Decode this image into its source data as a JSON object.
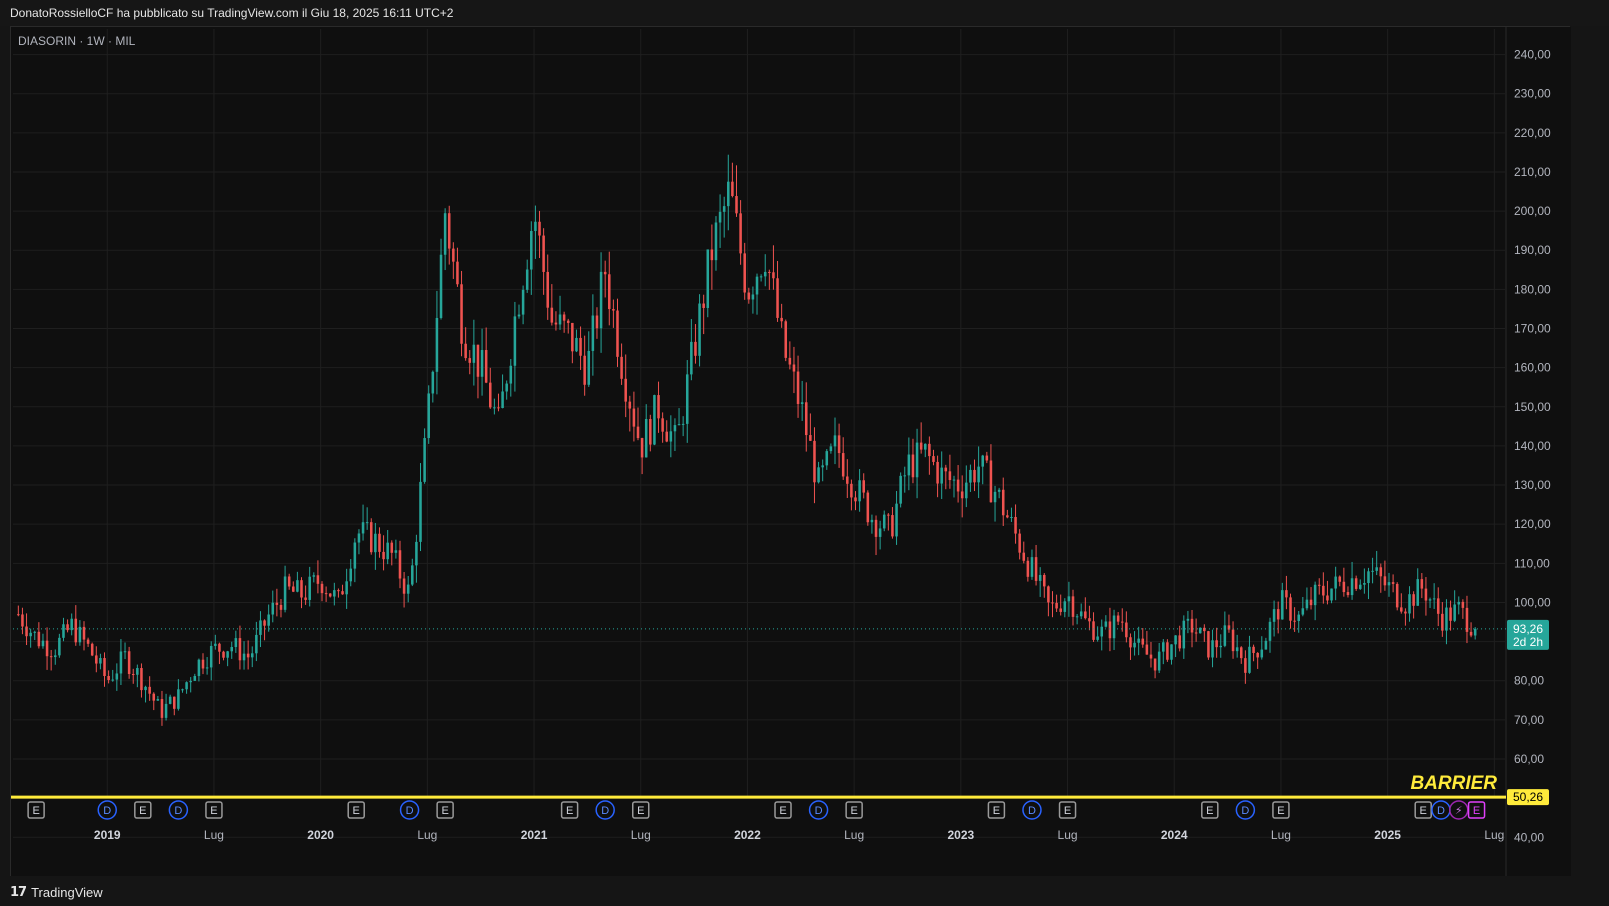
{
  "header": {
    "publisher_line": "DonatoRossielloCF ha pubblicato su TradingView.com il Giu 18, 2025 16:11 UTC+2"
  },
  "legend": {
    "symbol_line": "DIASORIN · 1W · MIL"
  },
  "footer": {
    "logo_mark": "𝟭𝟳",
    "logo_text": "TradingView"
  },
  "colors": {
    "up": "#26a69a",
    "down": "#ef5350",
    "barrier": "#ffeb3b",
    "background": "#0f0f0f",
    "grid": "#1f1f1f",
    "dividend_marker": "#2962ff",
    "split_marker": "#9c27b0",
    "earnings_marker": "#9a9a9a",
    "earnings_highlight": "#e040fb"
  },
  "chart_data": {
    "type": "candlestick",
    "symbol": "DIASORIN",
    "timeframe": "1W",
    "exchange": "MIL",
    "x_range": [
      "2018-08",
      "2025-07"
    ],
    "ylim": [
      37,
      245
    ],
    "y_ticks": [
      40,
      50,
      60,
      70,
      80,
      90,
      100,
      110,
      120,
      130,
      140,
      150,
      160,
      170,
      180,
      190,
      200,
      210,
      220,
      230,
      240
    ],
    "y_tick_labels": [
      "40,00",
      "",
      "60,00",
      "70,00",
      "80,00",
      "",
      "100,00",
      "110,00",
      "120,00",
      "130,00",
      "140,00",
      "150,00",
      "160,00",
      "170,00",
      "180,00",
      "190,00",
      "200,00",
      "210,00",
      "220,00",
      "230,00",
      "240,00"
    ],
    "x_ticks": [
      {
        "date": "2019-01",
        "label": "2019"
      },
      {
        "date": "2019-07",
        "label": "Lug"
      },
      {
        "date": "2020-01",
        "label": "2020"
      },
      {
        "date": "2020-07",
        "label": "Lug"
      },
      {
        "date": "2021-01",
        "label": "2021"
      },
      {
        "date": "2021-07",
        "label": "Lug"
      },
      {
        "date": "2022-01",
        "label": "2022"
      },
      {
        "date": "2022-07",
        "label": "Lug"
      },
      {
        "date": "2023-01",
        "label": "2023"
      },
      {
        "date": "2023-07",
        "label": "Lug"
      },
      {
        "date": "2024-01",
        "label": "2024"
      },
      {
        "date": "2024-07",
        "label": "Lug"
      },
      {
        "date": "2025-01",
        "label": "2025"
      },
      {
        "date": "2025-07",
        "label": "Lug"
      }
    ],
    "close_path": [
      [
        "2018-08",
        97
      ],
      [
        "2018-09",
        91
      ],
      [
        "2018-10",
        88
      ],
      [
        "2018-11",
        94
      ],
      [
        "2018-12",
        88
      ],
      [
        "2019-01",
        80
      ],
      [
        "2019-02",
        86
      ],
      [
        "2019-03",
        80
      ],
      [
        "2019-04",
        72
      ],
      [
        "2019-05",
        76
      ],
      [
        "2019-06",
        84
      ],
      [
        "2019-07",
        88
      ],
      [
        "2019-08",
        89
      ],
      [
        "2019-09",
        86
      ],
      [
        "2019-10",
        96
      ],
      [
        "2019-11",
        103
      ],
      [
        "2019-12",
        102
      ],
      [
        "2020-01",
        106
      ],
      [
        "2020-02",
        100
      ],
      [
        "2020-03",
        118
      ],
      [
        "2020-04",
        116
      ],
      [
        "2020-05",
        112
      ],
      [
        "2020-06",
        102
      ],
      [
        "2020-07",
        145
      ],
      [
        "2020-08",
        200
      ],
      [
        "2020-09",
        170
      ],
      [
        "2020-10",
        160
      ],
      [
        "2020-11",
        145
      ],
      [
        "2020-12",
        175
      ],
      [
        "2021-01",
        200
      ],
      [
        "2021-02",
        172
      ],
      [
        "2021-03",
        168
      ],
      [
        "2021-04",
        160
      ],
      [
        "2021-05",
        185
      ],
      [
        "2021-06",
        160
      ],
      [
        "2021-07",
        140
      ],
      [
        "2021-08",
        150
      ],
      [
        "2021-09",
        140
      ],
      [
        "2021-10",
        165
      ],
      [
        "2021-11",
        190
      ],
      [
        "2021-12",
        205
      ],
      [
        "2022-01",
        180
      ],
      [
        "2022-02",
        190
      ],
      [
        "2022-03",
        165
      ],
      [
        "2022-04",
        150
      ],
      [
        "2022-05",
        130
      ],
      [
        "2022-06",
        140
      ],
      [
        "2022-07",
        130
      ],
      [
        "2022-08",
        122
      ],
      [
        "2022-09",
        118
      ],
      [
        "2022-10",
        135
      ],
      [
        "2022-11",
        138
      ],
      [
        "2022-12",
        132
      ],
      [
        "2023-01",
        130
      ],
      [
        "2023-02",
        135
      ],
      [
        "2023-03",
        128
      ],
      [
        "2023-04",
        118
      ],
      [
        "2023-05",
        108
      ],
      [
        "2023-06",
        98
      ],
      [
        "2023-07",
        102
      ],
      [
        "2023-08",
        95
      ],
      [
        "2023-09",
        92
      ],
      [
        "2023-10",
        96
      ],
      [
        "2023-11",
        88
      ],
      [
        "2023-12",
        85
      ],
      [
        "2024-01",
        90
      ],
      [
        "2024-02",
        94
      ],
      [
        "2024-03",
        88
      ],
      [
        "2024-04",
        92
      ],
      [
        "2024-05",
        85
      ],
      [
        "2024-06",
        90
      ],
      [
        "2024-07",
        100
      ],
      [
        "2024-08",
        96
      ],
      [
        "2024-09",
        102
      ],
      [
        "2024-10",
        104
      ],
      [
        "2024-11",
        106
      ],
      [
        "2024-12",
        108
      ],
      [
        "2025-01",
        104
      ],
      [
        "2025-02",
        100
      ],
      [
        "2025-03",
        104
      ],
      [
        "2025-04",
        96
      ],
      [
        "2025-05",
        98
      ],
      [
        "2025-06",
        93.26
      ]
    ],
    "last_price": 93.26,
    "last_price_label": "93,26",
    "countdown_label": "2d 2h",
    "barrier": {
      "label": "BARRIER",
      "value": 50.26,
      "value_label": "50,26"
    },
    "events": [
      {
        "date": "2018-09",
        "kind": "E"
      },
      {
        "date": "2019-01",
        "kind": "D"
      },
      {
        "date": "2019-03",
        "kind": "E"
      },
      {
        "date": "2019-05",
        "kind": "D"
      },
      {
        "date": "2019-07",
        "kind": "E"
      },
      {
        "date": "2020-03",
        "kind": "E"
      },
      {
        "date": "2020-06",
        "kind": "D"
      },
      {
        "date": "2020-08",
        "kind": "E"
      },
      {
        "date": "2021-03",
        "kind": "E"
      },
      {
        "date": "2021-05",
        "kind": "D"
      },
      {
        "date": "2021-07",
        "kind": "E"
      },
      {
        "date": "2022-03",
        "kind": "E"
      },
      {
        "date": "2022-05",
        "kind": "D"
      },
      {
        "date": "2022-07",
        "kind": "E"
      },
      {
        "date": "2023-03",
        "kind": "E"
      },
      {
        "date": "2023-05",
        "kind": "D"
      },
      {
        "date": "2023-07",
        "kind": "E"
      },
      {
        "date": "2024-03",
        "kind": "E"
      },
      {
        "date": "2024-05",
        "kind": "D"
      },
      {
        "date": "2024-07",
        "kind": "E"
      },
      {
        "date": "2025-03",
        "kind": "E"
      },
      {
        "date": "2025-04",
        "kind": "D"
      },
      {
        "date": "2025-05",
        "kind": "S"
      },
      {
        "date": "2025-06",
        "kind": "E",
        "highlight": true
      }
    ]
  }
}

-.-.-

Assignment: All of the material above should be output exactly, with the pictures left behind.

Result for this exercise:
Decode this image into its source data as a JSON object.
{
  "header": {
    "publisher_line": "DonatoRossielloCF ha pubblicato su TradingView.com il Giu 18, 2025 16:11 UTC+2"
  },
  "legend": {
    "symbol_line": "DIASORIN · 1W · MIL"
  },
  "footer": {
    "logo_mark": "𝟭𝟳",
    "logo_text": "TradingView"
  },
  "colors": {
    "up": "#26a69a",
    "down": "#ef5350",
    "barrier": "#ffeb3b",
    "background": "#0f0f0f",
    "grid": "#1f1f1f",
    "dividend_marker": "#2962ff",
    "split_marker": "#9c27b0",
    "earnings_marker": "#9a9a9a",
    "earnings_highlight": "#e040fb"
  },
  "chart_data": {
    "type": "candlestick",
    "symbol": "DIASORIN",
    "timeframe": "1W",
    "exchange": "MIL",
    "x_range": [
      "2018-08",
      "2025-07"
    ],
    "ylim": [
      37,
      245
    ],
    "y_ticks": [
      40,
      50,
      60,
      70,
      80,
      90,
      100,
      110,
      120,
      130,
      140,
      150,
      160,
      170,
      180,
      190,
      200,
      210,
      220,
      230,
      240
    ],
    "y_tick_labels": [
      "40,00",
      "",
      "60,00",
      "70,00",
      "80,00",
      "",
      "100,00",
      "110,00",
      "120,00",
      "130,00",
      "140,00",
      "150,00",
      "160,00",
      "170,00",
      "180,00",
      "190,00",
      "200,00",
      "210,00",
      "220,00",
      "230,00",
      "240,00"
    ],
    "x_ticks": [
      {
        "date": "2019-01",
        "label": "2019"
      },
      {
        "date": "2019-07",
        "label": "Lug"
      },
      {
        "date": "2020-01",
        "label": "2020"
      },
      {
        "date": "2020-07",
        "label": "Lug"
      },
      {
        "date": "2021-01",
        "label": "2021"
      },
      {
        "date": "2021-07",
        "label": "Lug"
      },
      {
        "date": "2022-01",
        "label": "2022"
      },
      {
        "date": "2022-07",
        "label": "Lug"
      },
      {
        "date": "2023-01",
        "label": "2023"
      },
      {
        "date": "2023-07",
        "label": "Lug"
      },
      {
        "date": "2024-01",
        "label": "2024"
      },
      {
        "date": "2024-07",
        "label": "Lug"
      },
      {
        "date": "2025-01",
        "label": "2025"
      },
      {
        "date": "2025-07",
        "label": "Lug"
      }
    ],
    "close_path": [
      [
        "2018-08",
        97
      ],
      [
        "2018-09",
        91
      ],
      [
        "2018-10",
        88
      ],
      [
        "2018-11",
        94
      ],
      [
        "2018-12",
        88
      ],
      [
        "2019-01",
        80
      ],
      [
        "2019-02",
        86
      ],
      [
        "2019-03",
        80
      ],
      [
        "2019-04",
        72
      ],
      [
        "2019-05",
        76
      ],
      [
        "2019-06",
        84
      ],
      [
        "2019-07",
        88
      ],
      [
        "2019-08",
        89
      ],
      [
        "2019-09",
        86
      ],
      [
        "2019-10",
        96
      ],
      [
        "2019-11",
        103
      ],
      [
        "2019-12",
        102
      ],
      [
        "2020-01",
        106
      ],
      [
        "2020-02",
        100
      ],
      [
        "2020-03",
        118
      ],
      [
        "2020-04",
        116
      ],
      [
        "2020-05",
        112
      ],
      [
        "2020-06",
        102
      ],
      [
        "2020-07",
        145
      ],
      [
        "2020-08",
        200
      ],
      [
        "2020-09",
        170
      ],
      [
        "2020-10",
        160
      ],
      [
        "2020-11",
        145
      ],
      [
        "2020-12",
        175
      ],
      [
        "2021-01",
        200
      ],
      [
        "2021-02",
        172
      ],
      [
        "2021-03",
        168
      ],
      [
        "2021-04",
        160
      ],
      [
        "2021-05",
        185
      ],
      [
        "2021-06",
        160
      ],
      [
        "2021-07",
        140
      ],
      [
        "2021-08",
        150
      ],
      [
        "2021-09",
        140
      ],
      [
        "2021-10",
        165
      ],
      [
        "2021-11",
        190
      ],
      [
        "2021-12",
        205
      ],
      [
        "2022-01",
        180
      ],
      [
        "2022-02",
        190
      ],
      [
        "2022-03",
        165
      ],
      [
        "2022-04",
        150
      ],
      [
        "2022-05",
        130
      ],
      [
        "2022-06",
        140
      ],
      [
        "2022-07",
        130
      ],
      [
        "2022-08",
        122
      ],
      [
        "2022-09",
        118
      ],
      [
        "2022-10",
        135
      ],
      [
        "2022-11",
        138
      ],
      [
        "2022-12",
        132
      ],
      [
        "2023-01",
        130
      ],
      [
        "2023-02",
        135
      ],
      [
        "2023-03",
        128
      ],
      [
        "2023-04",
        118
      ],
      [
        "2023-05",
        108
      ],
      [
        "2023-06",
        98
      ],
      [
        "2023-07",
        102
      ],
      [
        "2023-08",
        95
      ],
      [
        "2023-09",
        92
      ],
      [
        "2023-10",
        96
      ],
      [
        "2023-11",
        88
      ],
      [
        "2023-12",
        85
      ],
      [
        "2024-01",
        90
      ],
      [
        "2024-02",
        94
      ],
      [
        "2024-03",
        88
      ],
      [
        "2024-04",
        92
      ],
      [
        "2024-05",
        85
      ],
      [
        "2024-06",
        90
      ],
      [
        "2024-07",
        100
      ],
      [
        "2024-08",
        96
      ],
      [
        "2024-09",
        102
      ],
      [
        "2024-10",
        104
      ],
      [
        "2024-11",
        106
      ],
      [
        "2024-12",
        108
      ],
      [
        "2025-01",
        104
      ],
      [
        "2025-02",
        100
      ],
      [
        "2025-03",
        104
      ],
      [
        "2025-04",
        96
      ],
      [
        "2025-05",
        98
      ],
      [
        "2025-06",
        93.26
      ]
    ],
    "last_price": 93.26,
    "last_price_label": "93,26",
    "countdown_label": "2d 2h",
    "barrier": {
      "label": "BARRIER",
      "value": 50.26,
      "value_label": "50,26"
    },
    "events": [
      {
        "date": "2018-09",
        "kind": "E"
      },
      {
        "date": "2019-01",
        "kind": "D"
      },
      {
        "date": "2019-03",
        "kind": "E"
      },
      {
        "date": "2019-05",
        "kind": "D"
      },
      {
        "date": "2019-07",
        "kind": "E"
      },
      {
        "date": "2020-03",
        "kind": "E"
      },
      {
        "date": "2020-06",
        "kind": "D"
      },
      {
        "date": "2020-08",
        "kind": "E"
      },
      {
        "date": "2021-03",
        "kind": "E"
      },
      {
        "date": "2021-05",
        "kind": "D"
      },
      {
        "date": "2021-07",
        "kind": "E"
      },
      {
        "date": "2022-03",
        "kind": "E"
      },
      {
        "date": "2022-05",
        "kind": "D"
      },
      {
        "date": "2022-07",
        "kind": "E"
      },
      {
        "date": "2023-03",
        "kind": "E"
      },
      {
        "date": "2023-05",
        "kind": "D"
      },
      {
        "date": "2023-07",
        "kind": "E"
      },
      {
        "date": "2024-03",
        "kind": "E"
      },
      {
        "date": "2024-05",
        "kind": "D"
      },
      {
        "date": "2024-07",
        "kind": "E"
      },
      {
        "date": "2025-03",
        "kind": "E"
      },
      {
        "date": "2025-04",
        "kind": "D"
      },
      {
        "date": "2025-05",
        "kind": "S"
      },
      {
        "date": "2025-06",
        "kind": "E",
        "highlight": true
      }
    ]
  }
}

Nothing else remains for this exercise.